Your task: In this exercise, reproduce all the entries that follow exactly.

Page and application data records:

•••

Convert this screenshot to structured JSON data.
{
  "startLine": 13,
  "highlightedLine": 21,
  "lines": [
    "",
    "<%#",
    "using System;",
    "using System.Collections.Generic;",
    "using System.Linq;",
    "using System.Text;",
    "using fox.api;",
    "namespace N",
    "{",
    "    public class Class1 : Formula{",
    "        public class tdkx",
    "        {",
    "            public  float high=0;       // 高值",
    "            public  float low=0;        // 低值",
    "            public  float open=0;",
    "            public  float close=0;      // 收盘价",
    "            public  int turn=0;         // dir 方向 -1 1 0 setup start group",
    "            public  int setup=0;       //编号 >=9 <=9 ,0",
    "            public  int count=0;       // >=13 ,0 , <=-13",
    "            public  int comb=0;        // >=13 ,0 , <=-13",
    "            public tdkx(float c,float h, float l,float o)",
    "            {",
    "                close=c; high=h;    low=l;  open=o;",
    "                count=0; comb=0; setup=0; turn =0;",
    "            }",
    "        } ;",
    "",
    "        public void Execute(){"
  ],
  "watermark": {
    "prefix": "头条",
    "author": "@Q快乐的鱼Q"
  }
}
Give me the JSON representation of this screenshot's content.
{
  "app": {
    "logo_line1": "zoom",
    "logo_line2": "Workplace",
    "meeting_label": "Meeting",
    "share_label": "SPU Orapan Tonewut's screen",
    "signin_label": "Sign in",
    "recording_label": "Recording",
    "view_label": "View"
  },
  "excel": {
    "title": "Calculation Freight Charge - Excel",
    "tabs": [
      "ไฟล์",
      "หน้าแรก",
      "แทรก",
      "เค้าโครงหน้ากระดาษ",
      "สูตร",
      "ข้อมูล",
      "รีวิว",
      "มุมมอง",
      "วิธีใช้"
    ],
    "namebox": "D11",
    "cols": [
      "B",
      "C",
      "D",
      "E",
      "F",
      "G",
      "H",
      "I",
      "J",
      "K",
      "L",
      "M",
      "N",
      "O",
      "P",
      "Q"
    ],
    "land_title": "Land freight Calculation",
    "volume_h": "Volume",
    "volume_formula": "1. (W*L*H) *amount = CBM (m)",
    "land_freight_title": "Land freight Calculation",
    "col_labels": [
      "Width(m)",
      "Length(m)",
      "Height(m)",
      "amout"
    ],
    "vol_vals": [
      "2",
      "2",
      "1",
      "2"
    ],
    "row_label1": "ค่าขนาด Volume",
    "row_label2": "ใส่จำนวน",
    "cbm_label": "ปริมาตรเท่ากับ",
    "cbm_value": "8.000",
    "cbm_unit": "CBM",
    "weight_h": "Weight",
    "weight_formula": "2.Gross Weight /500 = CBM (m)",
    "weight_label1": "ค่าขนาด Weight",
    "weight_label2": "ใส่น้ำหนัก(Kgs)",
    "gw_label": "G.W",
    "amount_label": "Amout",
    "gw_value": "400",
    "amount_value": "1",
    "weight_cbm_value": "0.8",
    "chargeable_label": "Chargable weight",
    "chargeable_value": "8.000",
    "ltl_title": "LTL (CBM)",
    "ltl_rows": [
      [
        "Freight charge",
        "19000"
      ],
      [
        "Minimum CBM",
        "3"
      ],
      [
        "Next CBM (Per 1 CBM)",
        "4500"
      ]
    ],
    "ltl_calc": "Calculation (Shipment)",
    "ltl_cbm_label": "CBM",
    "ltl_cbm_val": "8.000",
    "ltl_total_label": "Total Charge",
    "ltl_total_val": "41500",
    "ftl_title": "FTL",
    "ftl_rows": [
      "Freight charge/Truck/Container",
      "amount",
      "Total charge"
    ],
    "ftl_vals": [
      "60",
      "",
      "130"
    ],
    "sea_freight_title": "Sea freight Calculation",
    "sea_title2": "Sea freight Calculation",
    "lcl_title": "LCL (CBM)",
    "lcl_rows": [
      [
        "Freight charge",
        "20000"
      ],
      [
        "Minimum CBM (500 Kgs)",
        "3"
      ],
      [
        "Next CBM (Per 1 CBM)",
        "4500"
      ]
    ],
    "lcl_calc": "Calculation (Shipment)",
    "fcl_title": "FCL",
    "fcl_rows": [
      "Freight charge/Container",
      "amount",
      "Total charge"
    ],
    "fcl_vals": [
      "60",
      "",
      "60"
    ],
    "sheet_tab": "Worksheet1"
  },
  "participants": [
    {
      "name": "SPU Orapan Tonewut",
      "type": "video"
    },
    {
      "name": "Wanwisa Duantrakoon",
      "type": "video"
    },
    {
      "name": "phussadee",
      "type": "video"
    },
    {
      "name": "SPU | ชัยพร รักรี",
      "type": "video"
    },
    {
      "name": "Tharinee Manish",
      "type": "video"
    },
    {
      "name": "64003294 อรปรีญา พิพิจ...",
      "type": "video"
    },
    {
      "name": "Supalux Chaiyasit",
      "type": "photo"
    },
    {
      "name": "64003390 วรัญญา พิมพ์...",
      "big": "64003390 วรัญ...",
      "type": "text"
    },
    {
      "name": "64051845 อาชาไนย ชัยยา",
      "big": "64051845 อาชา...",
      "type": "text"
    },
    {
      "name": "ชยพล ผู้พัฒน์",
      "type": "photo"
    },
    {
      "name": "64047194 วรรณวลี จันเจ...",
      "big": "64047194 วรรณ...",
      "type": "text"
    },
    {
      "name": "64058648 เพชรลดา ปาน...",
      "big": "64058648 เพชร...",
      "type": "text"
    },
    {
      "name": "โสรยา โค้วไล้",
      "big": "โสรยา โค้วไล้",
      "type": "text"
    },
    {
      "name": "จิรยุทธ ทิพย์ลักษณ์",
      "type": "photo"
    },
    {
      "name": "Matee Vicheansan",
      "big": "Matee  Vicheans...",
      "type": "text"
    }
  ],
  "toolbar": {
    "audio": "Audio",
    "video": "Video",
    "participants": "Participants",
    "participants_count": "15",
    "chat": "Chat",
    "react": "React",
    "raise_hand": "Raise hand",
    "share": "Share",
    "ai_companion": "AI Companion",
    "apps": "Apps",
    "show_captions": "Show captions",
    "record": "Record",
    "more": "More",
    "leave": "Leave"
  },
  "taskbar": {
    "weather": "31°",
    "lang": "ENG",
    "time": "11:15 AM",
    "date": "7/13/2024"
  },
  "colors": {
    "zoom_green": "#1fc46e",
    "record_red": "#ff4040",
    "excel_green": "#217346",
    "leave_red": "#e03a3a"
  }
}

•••

Answer for the task:
Convert this screenshot to structured JSON data.
{
  "startLine": 13,
  "highlightedLine": 21,
  "lines": [
    "",
    "<%#",
    "using System;",
    "using System.Collections.Generic;",
    "using System.Linq;",
    "using System.Text;",
    "using fox.api;",
    "namespace N",
    "{",
    "    public class Class1 : Formula{",
    "        public class tdkx",
    "        {",
    "            public  float high=0;       // 高值",
    "            public  float low=0;        // 低值",
    "            public  float open=0;",
    "            public  float close=0;      // 收盘价",
    "            public  int turn=0;         // dir 方向 -1 1 0 setup start group",
    "            public  int setup=0;       //编号 >=9 <=9 ,0",
    "            public  int count=0;       // >=13 ,0 , <=-13",
    "            public  int comb=0;        // >=13 ,0 , <=-13",
    "            public tdkx(float c,float h, float l,float o)",
    "            {",
    "                close=c; high=h;    low=l;  open=o;",
    "                count=0; comb=0; setup=0; turn =0;",
    "            }",
    "        } ;",
    "",
    "        public void Execute(){"
  ],
  "watermark": {
    "prefix": "头条",
    "author": "@Q快乐的鱼Q"
  }
}
Give me the JSON representation of this screenshot's content.
{
  "app": {
    "logo_line1": "zoom",
    "logo_line2": "Workplace",
    "meeting_label": "Meeting",
    "share_label": "SPU Orapan Tonewut's screen",
    "signin_label": "Sign in",
    "recording_label": "Recording",
    "view_label": "View"
  },
  "excel": {
    "title": "Calculation Freight Charge - Excel",
    "tabs": [
      "ไฟล์",
      "หน้าแรก",
      "แทรก",
      "เค้าโครงหน้ากระดาษ",
      "สูตร",
      "ข้อมูล",
      "รีวิว",
      "มุมมอง",
      "วิธีใช้"
    ],
    "namebox": "D11",
    "cols": [
      "B",
      "C",
      "D",
      "E",
      "F",
      "G",
      "H",
      "I",
      "J",
      "K",
      "L",
      "M",
      "N",
      "O",
      "P",
      "Q"
    ],
    "land_title": "Land freight Calculation",
    "volume_h": "Volume",
    "volume_formula": "1. (W*L*H) *amount = CBM (m)",
    "land_freight_title": "Land freight Calculation",
    "col_labels": [
      "Width(m)",
      "Length(m)",
      "Height(m)",
      "amout"
    ],
    "vol_vals": [
      "2",
      "2",
      "1",
      "2"
    ],
    "row_label1": "ค่าขนาด Volume",
    "row_label2": "ใส่จำนวน",
    "cbm_label": "ปริมาตรเท่ากับ",
    "cbm_value": "8.000",
    "cbm_unit": "CBM",
    "weight_h": "Weight",
    "weight_formula": "2.Gross Weight /500 = CBM (m)",
    "weight_label1": "ค่าขนาด Weight",
    "weight_label2": "ใส่น้ำหนัก(Kgs)",
    "gw_label": "G.W",
    "amount_label": "Amout",
    "gw_value": "400",
    "amount_value": "1",
    "weight_cbm_value": "0.8",
    "chargeable_label": "Chargable weight",
    "chargeable_value": "8.000",
    "ltl_title": "LTL (CBM)",
    "ltl_rows": [
      [
        "Freight charge",
        "19000"
      ],
      [
        "Minimum CBM",
        "3"
      ],
      [
        "Next CBM (Per 1 CBM)",
        "4500"
      ]
    ],
    "ltl_calc": "Calculation (Shipment)",
    "ltl_cbm_label": "CBM",
    "ltl_cbm_val": "8.000",
    "ltl_total_label": "Total Charge",
    "ltl_total_val": "41500",
    "ftl_title": "FTL",
    "ftl_rows": [
      "Freight charge/Truck/Container",
      "amount",
      "Total charge"
    ],
    "ftl_vals": [
      "60",
      "",
      "130"
    ],
    "sea_freight_title": "Sea freight Calculation",
    "sea_title2": "Sea freight Calculation",
    "lcl_title": "LCL (CBM)",
    "lcl_rows": [
      [
        "Freight charge",
        "20000"
      ],
      [
        "Minimum CBM (500 Kgs)",
        "3"
      ],
      [
        "Next CBM (Per 1 CBM)",
        "4500"
      ]
    ],
    "lcl_calc": "Calculation (Shipment)",
    "fcl_title": "FCL",
    "fcl_rows": [
      "Freight charge/Container",
      "amount",
      "Total charge"
    ],
    "fcl_vals": [
      "60",
      "",
      "60"
    ],
    "sheet_tab": "Worksheet1"
  },
  "participants": [
    {
      "name": "SPU Orapan Tonewut",
      "type": "video"
    },
    {
      "name": "Wanwisa Duantrakoon",
      "type": "video"
    },
    {
      "name": "phussadee",
      "type": "video"
    },
    {
      "name": "SPU | ชัยพร รักรี",
      "type": "video"
    },
    {
      "name": "Tharinee Manish",
      "type": "video"
    },
    {
      "name": "64003294 อรปรีญา พิพิจ...",
      "type": "video"
    },
    {
      "name": "Supalux Chaiyasit",
      "type": "photo"
    },
    {
      "name": "64003390 วรัญญา พิมพ์...",
      "big": "64003390 วรัญ...",
      "type": "text"
    },
    {
      "name": "64051845 อาชาไนย ชัยยา",
      "big": "64051845 อาชา...",
      "type": "text"
    },
    {
      "name": "ชยพล ผู้พัฒน์",
      "type": "photo"
    },
    {
      "name": "64047194 วรรณวลี จันเจ...",
      "big": "64047194 วรรณ...",
      "type": "text"
    },
    {
      "name": "64058648 เพชรลดา ปาน...",
      "big": "64058648 เพชร...",
      "type": "text"
    },
    {
      "name": "โสรยา โค้วไล้",
      "big": "โสรยา โค้วไล้",
      "type": "text"
    },
    {
      "name": "จิรยุทธ ทิพย์ลักษณ์",
      "type": "photo"
    },
    {
      "name": "Matee Vicheansan",
      "big": "Matee  Vicheans...",
      "type": "text"
    }
  ],
  "toolbar": {
    "audio": "Audio",
    "video": "Video",
    "participants": "Participants",
    "participants_count": "15",
    "chat": "Chat",
    "react": "React",
    "raise_hand": "Raise hand",
    "share": "Share",
    "ai_companion": "AI Companion",
    "apps": "Apps",
    "show_captions": "Show captions",
    "record": "Record",
    "more": "More",
    "leave": "Leave"
  },
  "taskbar": {
    "weather": "31°",
    "lang": "ENG",
    "time": "11:15 AM",
    "date": "7/13/2024"
  },
  "colors": {
    "zoom_green": "#1fc46e",
    "record_red": "#ff4040",
    "excel_green": "#217346",
    "leave_red": "#e03a3a"
  }
}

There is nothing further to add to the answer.